INFORMATION GIVEN: Begin

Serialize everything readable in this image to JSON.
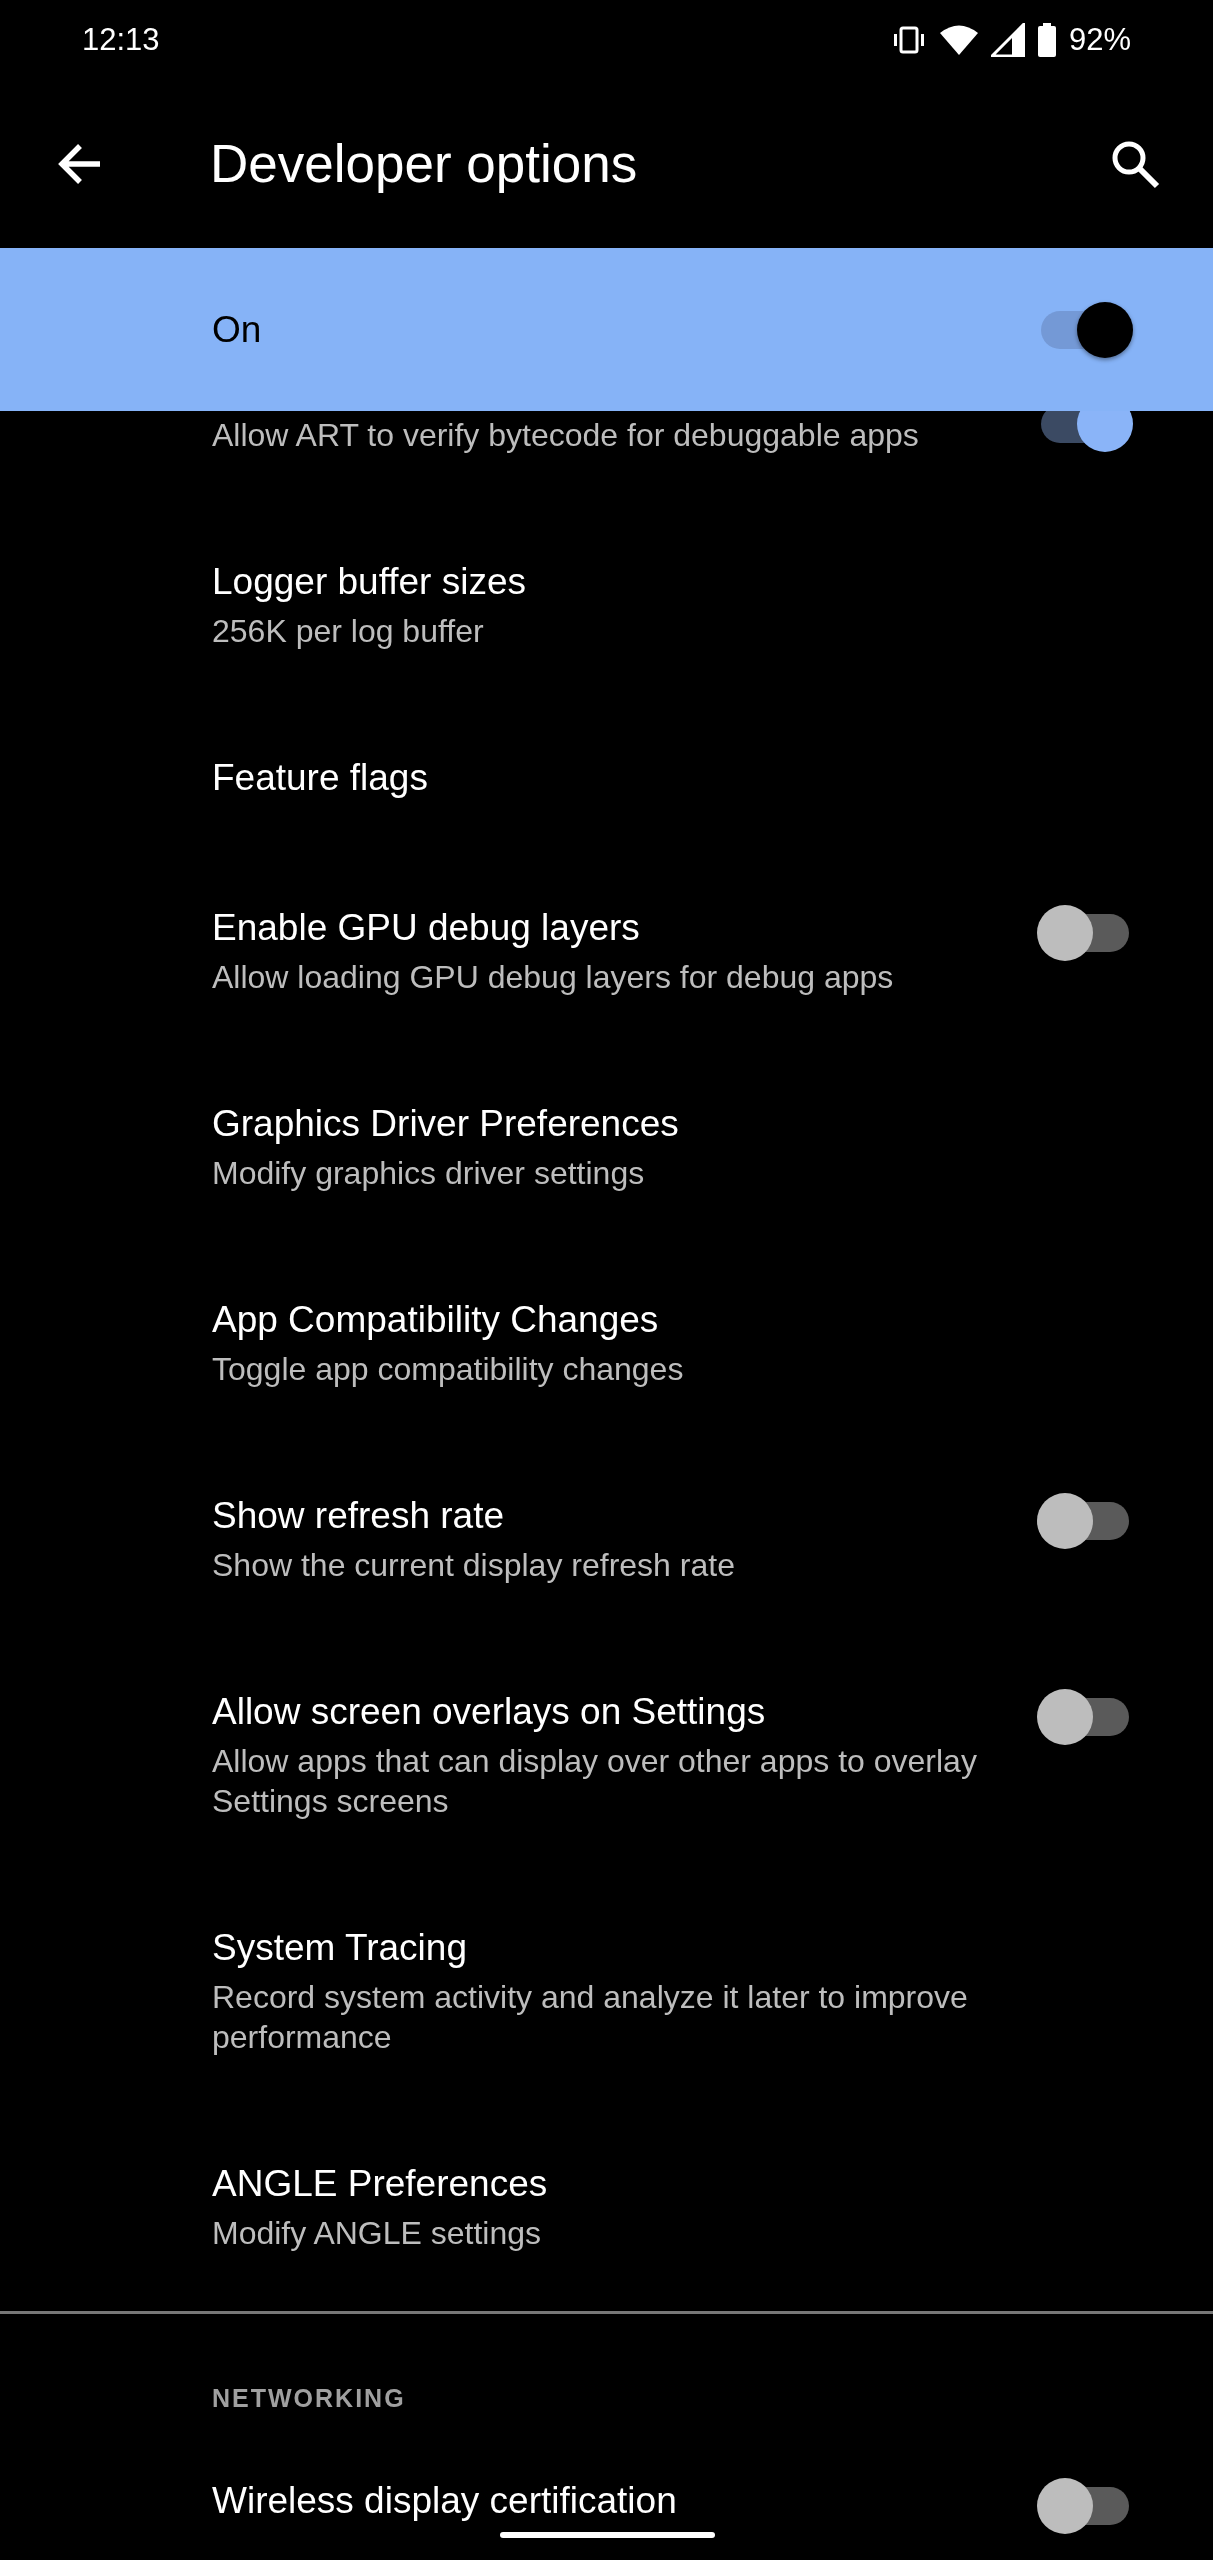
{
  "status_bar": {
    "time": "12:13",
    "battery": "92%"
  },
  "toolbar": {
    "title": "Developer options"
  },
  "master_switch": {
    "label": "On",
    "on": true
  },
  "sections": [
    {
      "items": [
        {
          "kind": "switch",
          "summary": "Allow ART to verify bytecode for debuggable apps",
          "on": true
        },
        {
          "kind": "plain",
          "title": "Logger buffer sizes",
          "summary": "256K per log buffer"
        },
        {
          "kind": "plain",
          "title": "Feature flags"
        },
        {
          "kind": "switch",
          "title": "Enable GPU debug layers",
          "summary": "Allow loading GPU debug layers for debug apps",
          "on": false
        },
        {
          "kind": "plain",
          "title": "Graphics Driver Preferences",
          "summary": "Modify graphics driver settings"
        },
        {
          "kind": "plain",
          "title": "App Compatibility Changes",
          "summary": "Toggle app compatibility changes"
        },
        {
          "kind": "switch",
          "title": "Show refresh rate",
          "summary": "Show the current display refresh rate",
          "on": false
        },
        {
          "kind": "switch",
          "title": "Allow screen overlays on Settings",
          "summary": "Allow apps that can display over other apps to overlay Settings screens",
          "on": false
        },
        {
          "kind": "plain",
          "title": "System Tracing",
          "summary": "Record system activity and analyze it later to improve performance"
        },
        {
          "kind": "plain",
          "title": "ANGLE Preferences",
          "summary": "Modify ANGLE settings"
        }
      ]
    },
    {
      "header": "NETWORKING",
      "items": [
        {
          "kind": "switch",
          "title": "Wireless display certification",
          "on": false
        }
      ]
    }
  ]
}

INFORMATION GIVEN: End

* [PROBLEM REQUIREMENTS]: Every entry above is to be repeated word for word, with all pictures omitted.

* [RESPONSE TO THE EXERCISE]:
Serialize everything readable in this image to JSON.
{
  "status_bar": {
    "time": "12:13",
    "battery": "92%"
  },
  "toolbar": {
    "title": "Developer options"
  },
  "master_switch": {
    "label": "On",
    "on": true
  },
  "sections": [
    {
      "items": [
        {
          "kind": "switch",
          "summary": "Allow ART to verify bytecode for debuggable apps",
          "on": true
        },
        {
          "kind": "plain",
          "title": "Logger buffer sizes",
          "summary": "256K per log buffer"
        },
        {
          "kind": "plain",
          "title": "Feature flags"
        },
        {
          "kind": "switch",
          "title": "Enable GPU debug layers",
          "summary": "Allow loading GPU debug layers for debug apps",
          "on": false
        },
        {
          "kind": "plain",
          "title": "Graphics Driver Preferences",
          "summary": "Modify graphics driver settings"
        },
        {
          "kind": "plain",
          "title": "App Compatibility Changes",
          "summary": "Toggle app compatibility changes"
        },
        {
          "kind": "switch",
          "title": "Show refresh rate",
          "summary": "Show the current display refresh rate",
          "on": false
        },
        {
          "kind": "switch",
          "title": "Allow screen overlays on Settings",
          "summary": "Allow apps that can display over other apps to overlay Settings screens",
          "on": false
        },
        {
          "kind": "plain",
          "title": "System Tracing",
          "summary": "Record system activity and analyze it later to improve performance"
        },
        {
          "kind": "plain",
          "title": "ANGLE Preferences",
          "summary": "Modify ANGLE settings"
        }
      ]
    },
    {
      "header": "NETWORKING",
      "items": [
        {
          "kind": "switch",
          "title": "Wireless display certification",
          "on": false
        }
      ]
    }
  ]
}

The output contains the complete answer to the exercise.